Find the line that contains "Serialize everything readable" in the entries below. Restate it and every line after it, word for word, with no pictures.

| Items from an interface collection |
□ □ □ □

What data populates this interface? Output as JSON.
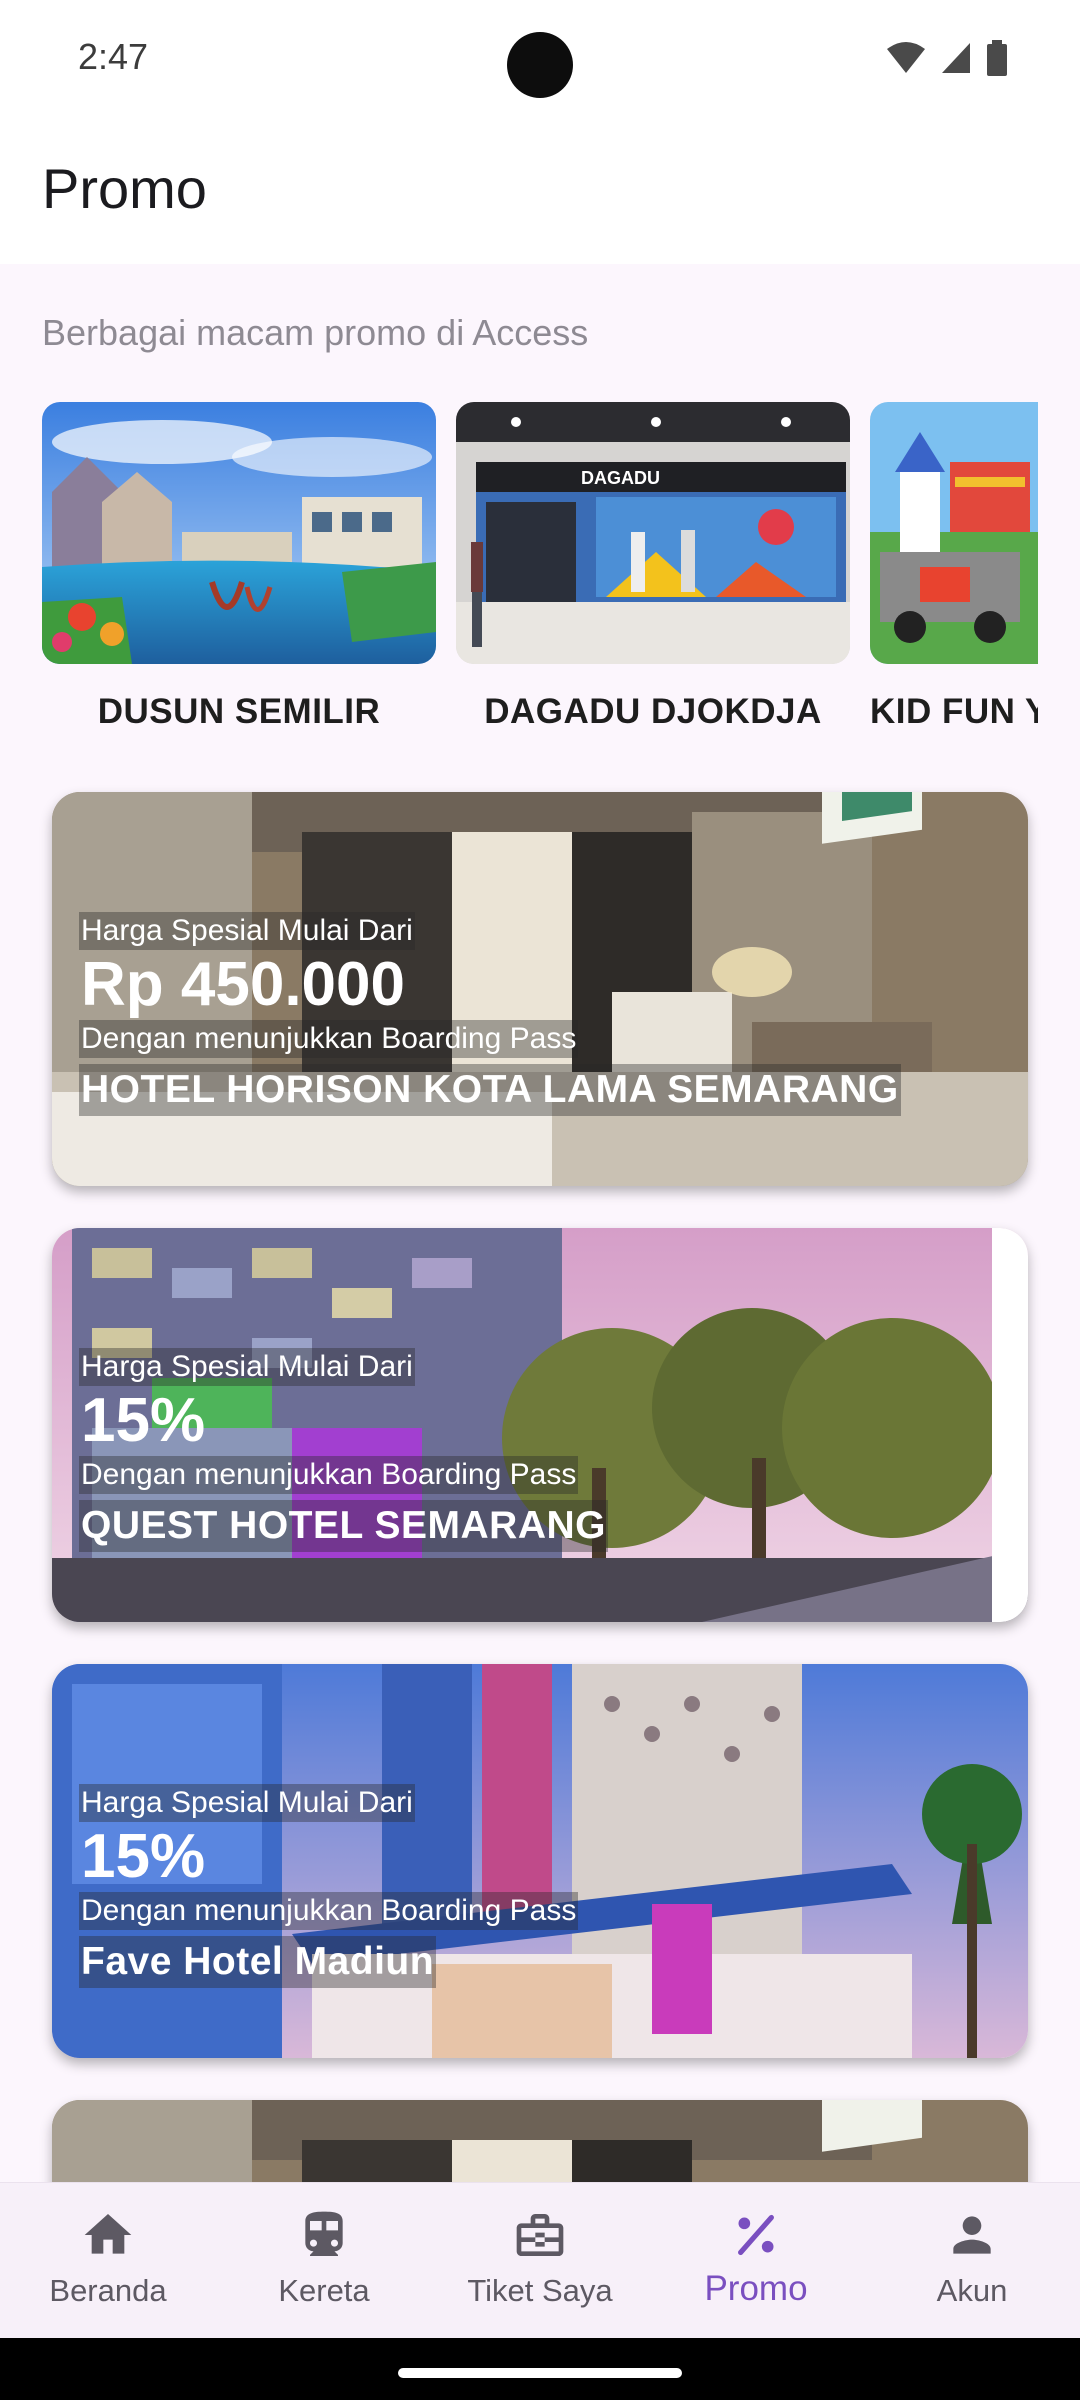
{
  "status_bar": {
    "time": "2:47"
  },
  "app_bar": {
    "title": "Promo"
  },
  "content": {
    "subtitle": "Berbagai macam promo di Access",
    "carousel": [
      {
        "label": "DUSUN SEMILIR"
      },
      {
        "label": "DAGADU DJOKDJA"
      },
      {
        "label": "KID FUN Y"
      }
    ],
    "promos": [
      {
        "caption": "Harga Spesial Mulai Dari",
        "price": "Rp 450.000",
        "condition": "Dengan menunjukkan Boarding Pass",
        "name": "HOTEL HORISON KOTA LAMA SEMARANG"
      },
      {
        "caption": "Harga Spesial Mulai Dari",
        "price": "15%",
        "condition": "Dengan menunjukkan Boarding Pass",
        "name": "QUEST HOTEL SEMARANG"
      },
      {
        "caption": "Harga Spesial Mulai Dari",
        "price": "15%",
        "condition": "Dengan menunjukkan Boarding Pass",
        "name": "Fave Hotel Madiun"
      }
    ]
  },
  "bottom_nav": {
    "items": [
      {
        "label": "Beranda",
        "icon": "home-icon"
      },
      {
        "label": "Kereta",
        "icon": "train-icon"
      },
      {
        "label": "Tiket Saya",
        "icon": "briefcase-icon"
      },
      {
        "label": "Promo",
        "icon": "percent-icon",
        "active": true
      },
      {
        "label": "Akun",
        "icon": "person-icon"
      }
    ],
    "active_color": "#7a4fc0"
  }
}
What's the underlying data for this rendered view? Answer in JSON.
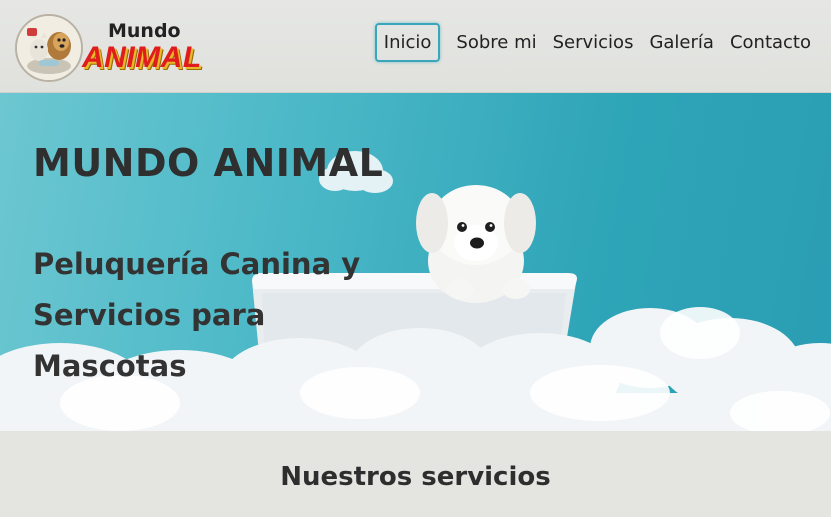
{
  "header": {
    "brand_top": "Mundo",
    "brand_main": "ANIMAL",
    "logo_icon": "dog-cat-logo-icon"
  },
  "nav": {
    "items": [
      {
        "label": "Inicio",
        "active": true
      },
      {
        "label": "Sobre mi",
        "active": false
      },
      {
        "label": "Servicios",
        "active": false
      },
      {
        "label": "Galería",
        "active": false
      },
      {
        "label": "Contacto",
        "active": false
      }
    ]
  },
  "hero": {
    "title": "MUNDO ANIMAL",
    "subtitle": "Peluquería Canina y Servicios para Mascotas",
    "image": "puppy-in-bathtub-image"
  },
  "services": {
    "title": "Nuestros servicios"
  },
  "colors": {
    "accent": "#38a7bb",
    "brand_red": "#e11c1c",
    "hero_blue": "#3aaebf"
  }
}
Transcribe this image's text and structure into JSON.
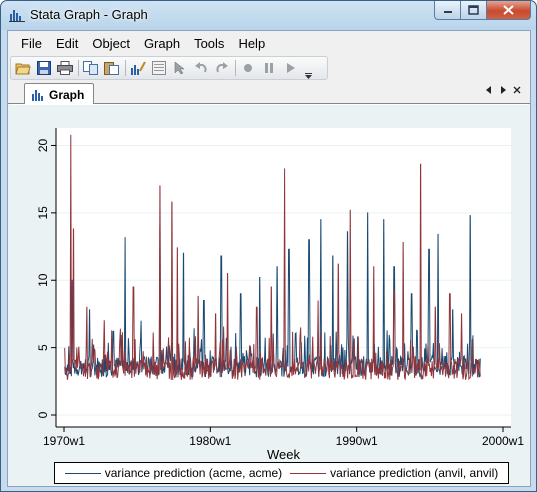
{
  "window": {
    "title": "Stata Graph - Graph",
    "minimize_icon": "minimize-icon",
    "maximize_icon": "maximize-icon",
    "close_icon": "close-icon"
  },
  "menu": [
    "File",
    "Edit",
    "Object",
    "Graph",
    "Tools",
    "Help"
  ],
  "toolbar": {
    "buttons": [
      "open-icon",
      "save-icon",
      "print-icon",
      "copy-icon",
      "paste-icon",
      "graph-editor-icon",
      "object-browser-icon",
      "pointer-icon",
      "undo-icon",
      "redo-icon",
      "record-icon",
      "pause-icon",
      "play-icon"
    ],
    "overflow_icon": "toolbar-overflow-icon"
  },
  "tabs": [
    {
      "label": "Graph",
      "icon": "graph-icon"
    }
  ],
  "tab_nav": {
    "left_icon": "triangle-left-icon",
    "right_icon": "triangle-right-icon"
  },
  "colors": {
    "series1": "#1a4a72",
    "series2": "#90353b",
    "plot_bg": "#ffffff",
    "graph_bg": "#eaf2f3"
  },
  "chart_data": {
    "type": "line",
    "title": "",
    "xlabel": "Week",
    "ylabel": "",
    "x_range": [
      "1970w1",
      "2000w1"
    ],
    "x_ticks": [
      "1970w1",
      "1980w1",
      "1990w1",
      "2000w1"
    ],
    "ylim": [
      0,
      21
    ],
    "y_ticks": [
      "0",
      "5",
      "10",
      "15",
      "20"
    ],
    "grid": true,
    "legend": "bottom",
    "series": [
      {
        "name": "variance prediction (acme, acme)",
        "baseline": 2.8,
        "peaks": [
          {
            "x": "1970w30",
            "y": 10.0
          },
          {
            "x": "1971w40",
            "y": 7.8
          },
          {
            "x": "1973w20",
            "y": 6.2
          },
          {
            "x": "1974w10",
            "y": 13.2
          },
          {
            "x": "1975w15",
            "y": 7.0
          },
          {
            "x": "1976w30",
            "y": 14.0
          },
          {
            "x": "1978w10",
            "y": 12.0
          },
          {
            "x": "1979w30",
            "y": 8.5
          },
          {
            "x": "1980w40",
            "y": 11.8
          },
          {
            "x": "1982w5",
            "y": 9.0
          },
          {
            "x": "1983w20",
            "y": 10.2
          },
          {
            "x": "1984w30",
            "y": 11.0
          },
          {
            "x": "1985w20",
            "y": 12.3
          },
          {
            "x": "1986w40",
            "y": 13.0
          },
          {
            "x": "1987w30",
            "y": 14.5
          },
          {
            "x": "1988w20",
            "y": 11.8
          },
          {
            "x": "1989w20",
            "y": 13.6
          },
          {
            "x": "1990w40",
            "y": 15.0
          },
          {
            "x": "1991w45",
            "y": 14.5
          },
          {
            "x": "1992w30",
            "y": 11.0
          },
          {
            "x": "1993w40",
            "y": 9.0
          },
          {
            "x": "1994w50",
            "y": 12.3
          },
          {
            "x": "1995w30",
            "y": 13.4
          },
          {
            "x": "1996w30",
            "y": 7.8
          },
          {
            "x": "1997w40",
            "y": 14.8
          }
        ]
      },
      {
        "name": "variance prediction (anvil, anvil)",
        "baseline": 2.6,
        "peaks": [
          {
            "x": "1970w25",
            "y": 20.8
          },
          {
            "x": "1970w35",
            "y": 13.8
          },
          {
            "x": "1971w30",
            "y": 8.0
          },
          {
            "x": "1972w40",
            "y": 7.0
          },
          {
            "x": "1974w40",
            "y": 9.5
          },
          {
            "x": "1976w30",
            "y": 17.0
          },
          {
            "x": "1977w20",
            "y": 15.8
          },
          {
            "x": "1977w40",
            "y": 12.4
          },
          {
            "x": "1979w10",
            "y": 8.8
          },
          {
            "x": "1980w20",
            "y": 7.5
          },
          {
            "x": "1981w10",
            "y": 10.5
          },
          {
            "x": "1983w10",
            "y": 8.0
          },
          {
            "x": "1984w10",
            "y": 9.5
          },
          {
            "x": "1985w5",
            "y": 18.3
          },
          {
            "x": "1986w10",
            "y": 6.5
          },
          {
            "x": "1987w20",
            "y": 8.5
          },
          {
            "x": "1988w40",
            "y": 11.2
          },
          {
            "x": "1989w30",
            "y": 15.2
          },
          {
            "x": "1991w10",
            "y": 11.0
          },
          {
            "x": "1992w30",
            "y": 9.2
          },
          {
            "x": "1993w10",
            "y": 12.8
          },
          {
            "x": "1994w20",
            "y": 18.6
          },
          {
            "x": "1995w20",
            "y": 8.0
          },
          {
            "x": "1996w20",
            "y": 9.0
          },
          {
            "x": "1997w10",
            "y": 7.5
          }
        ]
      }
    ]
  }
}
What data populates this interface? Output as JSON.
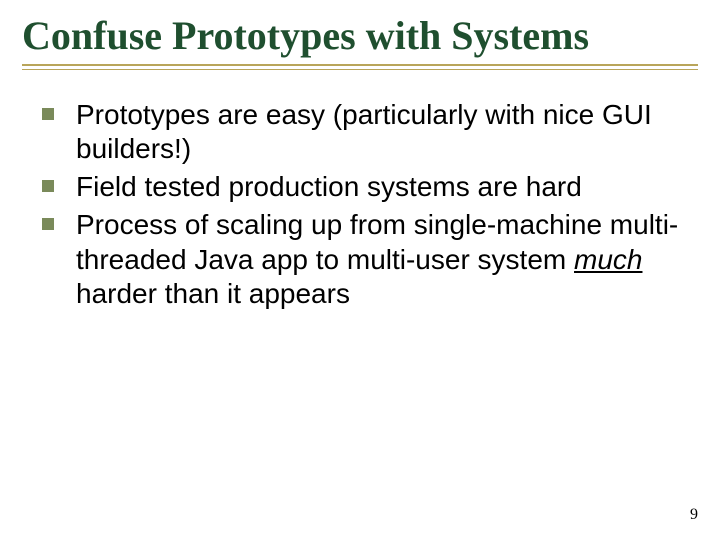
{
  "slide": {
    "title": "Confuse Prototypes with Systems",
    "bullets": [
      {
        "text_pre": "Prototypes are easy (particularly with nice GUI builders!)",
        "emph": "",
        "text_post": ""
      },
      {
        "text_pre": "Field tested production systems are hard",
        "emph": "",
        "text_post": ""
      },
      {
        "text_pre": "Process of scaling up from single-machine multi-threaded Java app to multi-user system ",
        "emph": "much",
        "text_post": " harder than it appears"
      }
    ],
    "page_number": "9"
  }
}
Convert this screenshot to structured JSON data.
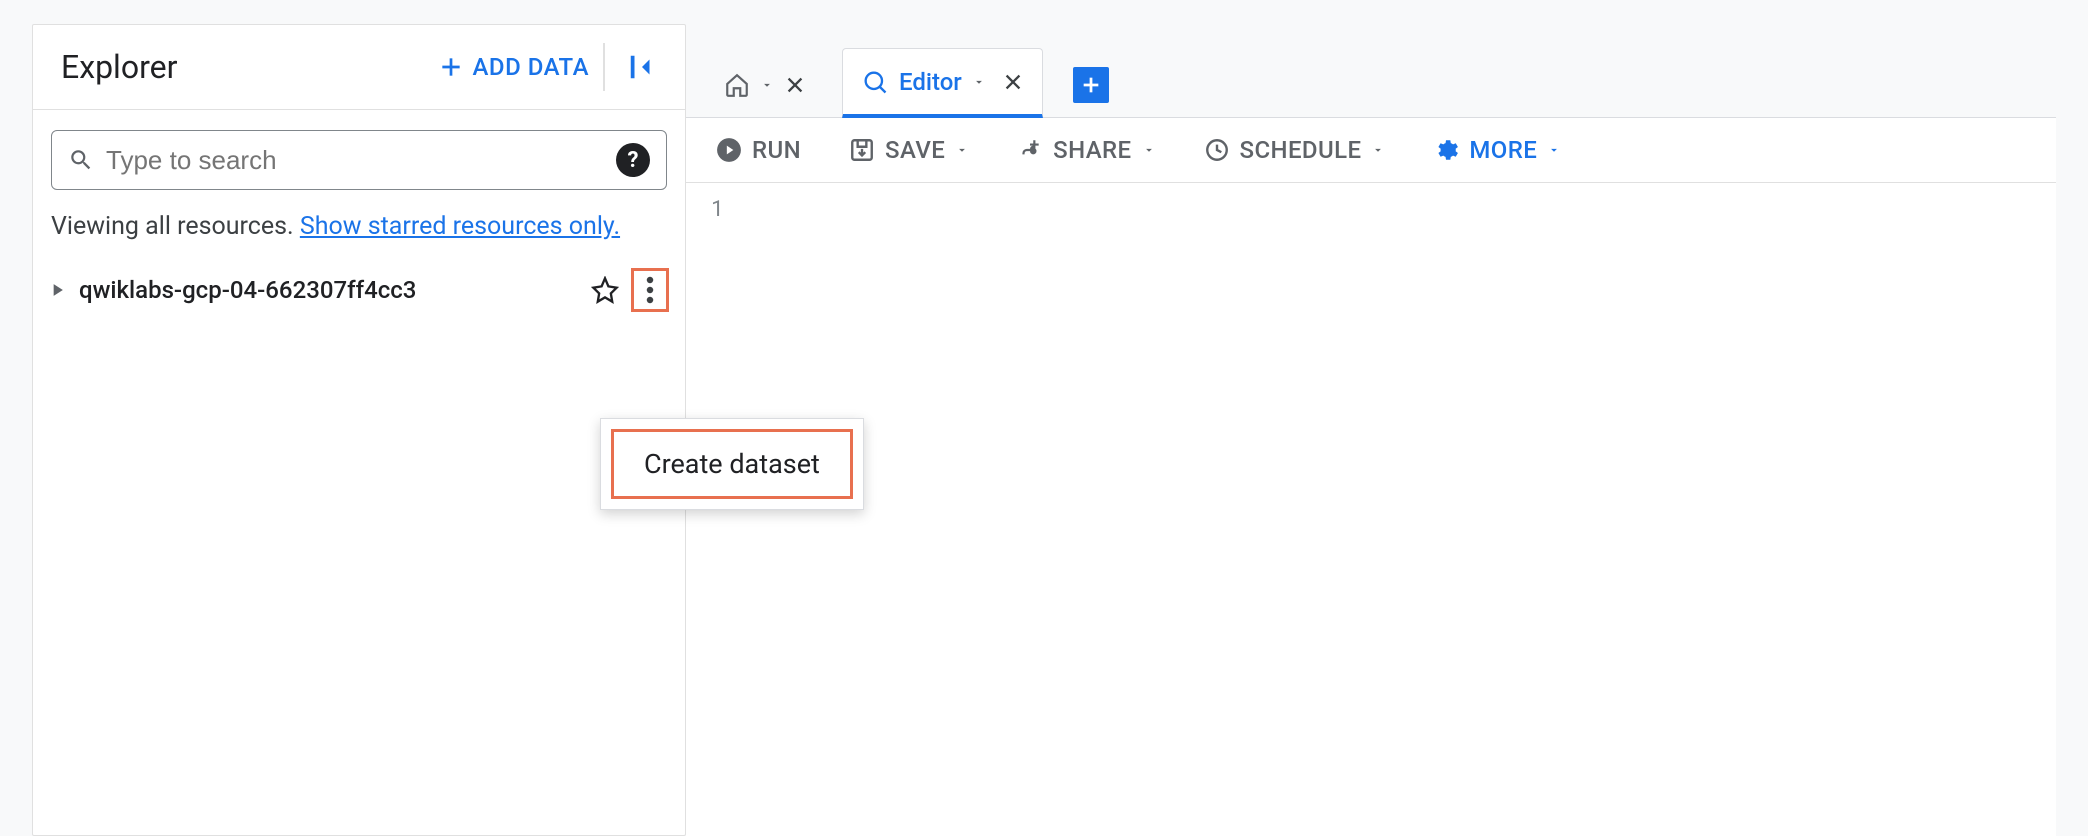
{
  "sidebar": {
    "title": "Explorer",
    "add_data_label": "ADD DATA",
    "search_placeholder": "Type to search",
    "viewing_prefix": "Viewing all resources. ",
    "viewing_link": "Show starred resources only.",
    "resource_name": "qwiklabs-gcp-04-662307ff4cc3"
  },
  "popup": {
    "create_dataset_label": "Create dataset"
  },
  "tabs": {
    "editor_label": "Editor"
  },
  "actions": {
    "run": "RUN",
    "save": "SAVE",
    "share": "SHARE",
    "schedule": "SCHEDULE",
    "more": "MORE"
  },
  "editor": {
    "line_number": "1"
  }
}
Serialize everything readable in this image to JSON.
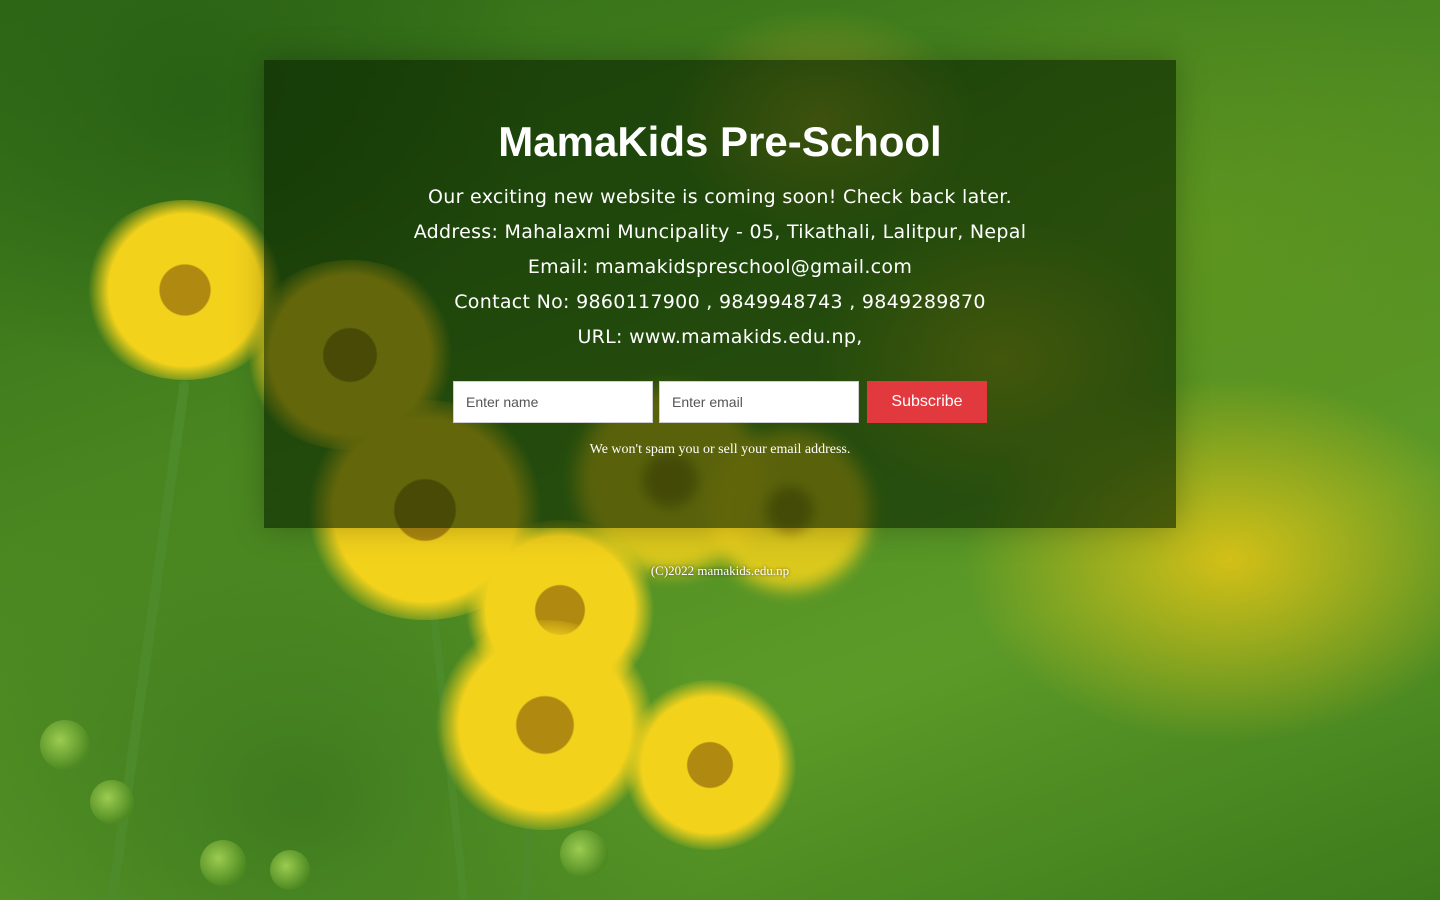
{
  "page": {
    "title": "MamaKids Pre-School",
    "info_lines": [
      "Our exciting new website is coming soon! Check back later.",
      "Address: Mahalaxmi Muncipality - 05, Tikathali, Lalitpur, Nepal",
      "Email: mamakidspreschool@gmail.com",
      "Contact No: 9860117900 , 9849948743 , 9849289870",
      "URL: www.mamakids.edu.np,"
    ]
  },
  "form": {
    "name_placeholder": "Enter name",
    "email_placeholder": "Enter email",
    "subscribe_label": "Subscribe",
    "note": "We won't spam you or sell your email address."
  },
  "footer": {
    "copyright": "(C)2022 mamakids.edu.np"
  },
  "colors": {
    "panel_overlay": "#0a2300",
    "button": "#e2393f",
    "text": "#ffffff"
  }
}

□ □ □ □

| ANSWER AREA |
Serialize everything readable in this image to JSON.
{
  "page": {
    "title": "MamaKids Pre-School",
    "info_lines": [
      "Our exciting new website is coming soon! Check back later.",
      "Address: Mahalaxmi Muncipality - 05, Tikathali, Lalitpur, Nepal",
      "Email: mamakidspreschool@gmail.com",
      "Contact No: 9860117900 , 9849948743 , 9849289870",
      "URL: www.mamakids.edu.np,"
    ]
  },
  "form": {
    "name_placeholder": "Enter name",
    "email_placeholder": "Enter email",
    "subscribe_label": "Subscribe",
    "note": "We won't spam you or sell your email address."
  },
  "footer": {
    "copyright": "(C)2022 mamakids.edu.np"
  },
  "colors": {
    "panel_overlay": "#0a2300",
    "button": "#e2393f",
    "text": "#ffffff"
  }
}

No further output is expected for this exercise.